Traditional Siekopai Healer
Ancestral Teachings of the Siekopai Healers
Roberto is a connoisseur of medicinal plants native to the Amazon Rainforest. He lives in the present day Siekopai territory located in the Northern Ecuadorian Amazon. He is one of the true wise men of the indigenous Siekopai Nation.
In this interview, he shares various ancestral teachings that were passed on to him by his elders and speaks of the importance of preparing the body every time yajé (ayahuasca) is drunk. He also shares about the ways to undergo a proper dieta so as to allow the body to connect with celestial beings, and the spiritual relevance of the Kakotëkawë period for drinking as a Siekopai native.
Siekopai Wisdom Keeper
Drinking Yajé as a Siekopai Woman
Juana is a wise woman from the Siekopai Nation. She holds the traditional practices of women’s healthcare that were taught to her by the Siekopai grandmothers. She knows the care that women must take into account when drinking yajé (ayahuasca) and other plant medicines.
In this interview, she harnesses the guidance that she received from her grandmothers, who were dedicated yajé drinkers, to offer the do’s and don’ts to women who drink yajé.
Siekopai Leader, Filmmaker
Yajé and the Siekopai Cultural Sovereignty
Jimmy is a young indigenous leader of the Siekopai nation. He is a communicator for the organization Alianza Ceibo, partner of Amazon Frontlines. He is currently producing his feature length fiction film, Wajokone, about his grandparents confronting the first Spanish invaders.
In this interview, he discusses the changes he has undergone in his personal life through yajé (ayahuasca) that led to the changes in the community in order to continue to protect their territory and culture.

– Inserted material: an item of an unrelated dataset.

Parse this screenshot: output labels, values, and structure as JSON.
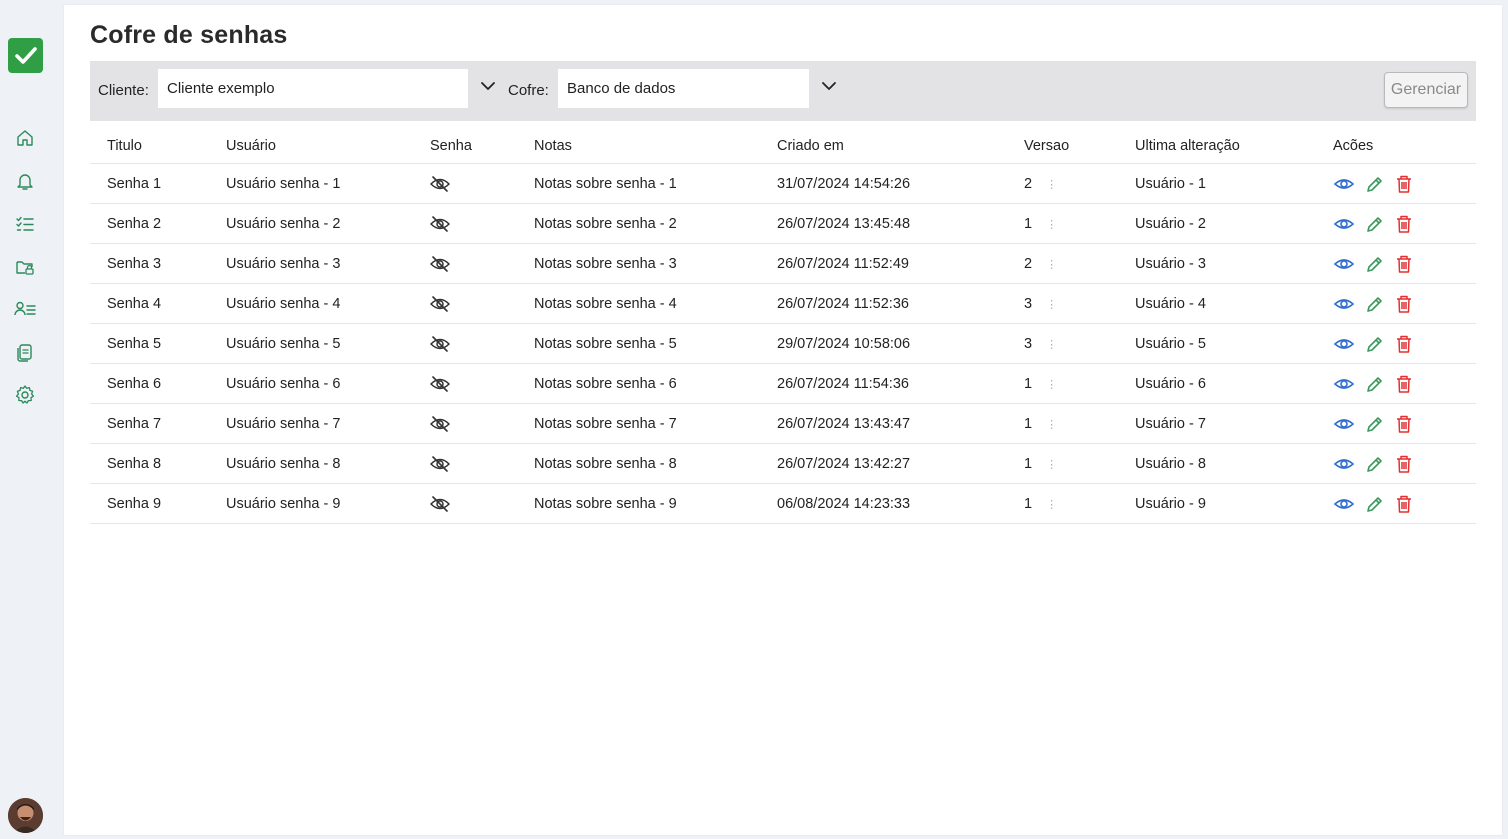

Victoria Corisepa Dreve
Plant Medicines and Leadership: The Story of a Harakbut Elder
Victoria is from the 2000-strong Amazonian Harakbut tribe of the village of Shintuya in the Madre de Dios region of Peru. She has dedicated herself over the past few years to growing her knowledge of the wider world and of the political dynamics that directly affect the series of communal lands across which her people are spread.
In this interview from the first Harakbut Women's Congress, she talks about the rights of the women in her culture and the oppressive, extractive activities of mining and logging industries, as well as about ayahuasca as a powerful medicine, leadership skill promoter, and tool for reconnecting to cultural roots.
Jaime Corisepa Neri
Ex President of FENAMAD
Ayahuasca & Sacred Allyship: The Emancipation of Harakbut Women
After serving 2 years in the Peruvian army, Jaime Corisepa Neri, born Mek Topo of the Harakbut community, started working for the National Federation of Río Madre de Dios and tributaries (FENAMAD). He became president of this organization in 2010 and currently in the process of creating a self-governing body for the Harakbut Nation.
In this interview from the first Harakbut Women's Congress, he talks about the role of ayahuasca in strengthening the Harakbut cultural identity, and the work he's doing to support the rallying of Harakbut women to reclaim their social, cultural, and economic sovereignty.
Cecilio Soria Gonzales
Shipibo cultural communicator
Shipibo and Harakbut: A Cross-Cultural Amazonian Alliance
Cecilio is a lawyer and Shipibo communicator, one of the founders of AIDESEP (Interethnic Association for the Development of the Peruvian Rainforest), ex-president of REDCIP (The Peruvian Network of Indigenous Communicators), two times councilman of the district of Coronel Portillo, ex-national director of the CCP (Peruvian Farmers’ Confederation), and the founder of Voz Indigena: La Hora Shipiba, a magazine and radio show about indigenous nations published in Shipibo and Spanish.
A promoter of the Shipibo culture and Shipibo empowerment, in this interview from the first Harakbut Women's Congress he talks about the cross-cultural alliances with the Harakbut nation and the importance of protecting the rights of Peru's indigenous populations.